UN Rights Council Inquest The Murder of Akleh, Al Jazeera Reporter
Friday marked the conclusion of a week of open hearings in Geneva for the UN Human Rights Council investigation into alleged rights abuses in the occupied Palestinian territory, including East Jerusalem and Israel.
Shireen Abu Akleh, an experienced American-Palestinian journalist for Al Jazeera, was killed; testimony about this was presented throughout the proceedings.
The Human Rights Council ordered the meeting, which is a component of the commission’s continuing inquiry.
Commissioner Chris Sidoti outlined the two goals of it. First, it’s important to comprehend why six of the seven Palestinian non-governmental organizations that advocate for human rights have been labeled as terrorist groups.
The second portion of the activities for the week consisted of gathering firsthand knowledge about the murder of the late Akleh.
Although they are not the only subject of our inquiry, we believe that they are particularly important in helping us better grasp the state of civic space in general.
In a statement, Mr. Sidoti added, “Also, understanding of civil society and throughout that region, throughout the occupied Palestinian territories, and Israel.”
At the open forum, a total of 13 witnesses, victims of civil society organizations, and legal counsel testified before commissioners Navi Pillay, Mr. Sidoti, and Miloon Kothari.
One person, Lina Abu Akleh, has made an effort to find out who killed her aunt, Abu Akleh, on May 11.
The seasoned television reporter, who was well-versed in covering the area, was slain while attempting to cover an Israeli Security Forces arrest operation and skirmishes in the Jenin refugee camp in the northern occupied West Bank.

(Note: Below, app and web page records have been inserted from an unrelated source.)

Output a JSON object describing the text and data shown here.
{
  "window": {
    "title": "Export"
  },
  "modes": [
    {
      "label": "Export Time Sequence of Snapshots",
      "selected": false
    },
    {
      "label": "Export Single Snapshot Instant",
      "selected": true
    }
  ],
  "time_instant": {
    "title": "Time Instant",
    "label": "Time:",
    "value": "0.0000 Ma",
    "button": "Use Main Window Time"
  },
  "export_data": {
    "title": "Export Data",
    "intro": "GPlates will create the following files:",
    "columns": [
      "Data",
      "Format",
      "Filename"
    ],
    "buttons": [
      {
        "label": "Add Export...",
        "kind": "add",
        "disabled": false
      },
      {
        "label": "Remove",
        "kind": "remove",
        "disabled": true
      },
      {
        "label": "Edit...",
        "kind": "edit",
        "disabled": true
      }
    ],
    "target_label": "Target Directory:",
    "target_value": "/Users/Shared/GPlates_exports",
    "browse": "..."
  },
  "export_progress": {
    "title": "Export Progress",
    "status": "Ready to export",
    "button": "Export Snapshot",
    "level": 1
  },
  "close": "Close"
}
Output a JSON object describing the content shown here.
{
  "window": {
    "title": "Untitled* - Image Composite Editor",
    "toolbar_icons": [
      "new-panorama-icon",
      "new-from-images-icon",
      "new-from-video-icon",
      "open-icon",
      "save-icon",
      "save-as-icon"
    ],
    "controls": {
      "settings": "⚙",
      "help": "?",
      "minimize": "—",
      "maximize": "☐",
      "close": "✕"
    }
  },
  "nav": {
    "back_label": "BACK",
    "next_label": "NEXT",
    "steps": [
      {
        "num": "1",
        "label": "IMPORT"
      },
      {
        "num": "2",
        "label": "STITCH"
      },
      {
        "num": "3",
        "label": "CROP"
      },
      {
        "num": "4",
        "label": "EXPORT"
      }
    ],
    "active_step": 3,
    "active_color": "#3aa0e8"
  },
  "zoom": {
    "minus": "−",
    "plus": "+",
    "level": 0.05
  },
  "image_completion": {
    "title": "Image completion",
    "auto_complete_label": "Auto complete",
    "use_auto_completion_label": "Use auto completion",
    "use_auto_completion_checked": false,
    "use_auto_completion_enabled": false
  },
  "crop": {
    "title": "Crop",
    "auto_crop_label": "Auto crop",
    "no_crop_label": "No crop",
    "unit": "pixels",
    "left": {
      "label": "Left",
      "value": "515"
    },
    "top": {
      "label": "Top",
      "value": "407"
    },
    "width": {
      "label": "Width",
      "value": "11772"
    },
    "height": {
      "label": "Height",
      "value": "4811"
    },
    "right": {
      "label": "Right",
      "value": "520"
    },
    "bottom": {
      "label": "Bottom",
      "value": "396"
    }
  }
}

Following her death, the UN human rights office, OHCHR, claimed that Israeli soldiers, not randomly firing Palestinians, were responsible for the fatal shooting.
The Israeli government declared in September that there was a “high chance” that Ms. Akleh had been unintentionally struck by Israeli forces.
“It is crucial that these public hearings take place because they give us a platform to express our testimony, our experiences, and the hardship we had to undergo over the previous six months, as well as to convey our thoughts and requests, Lina Abu Akleh explained, “It’s terrible that the Commission of Inquiry cannot reach the areas.”
“What motivated me to stand out for my aunt Shireen was the absence of accountability and justice.
She continued, “What keeps me going in our pursuit is the significance of obtaining justice and spreading her message.”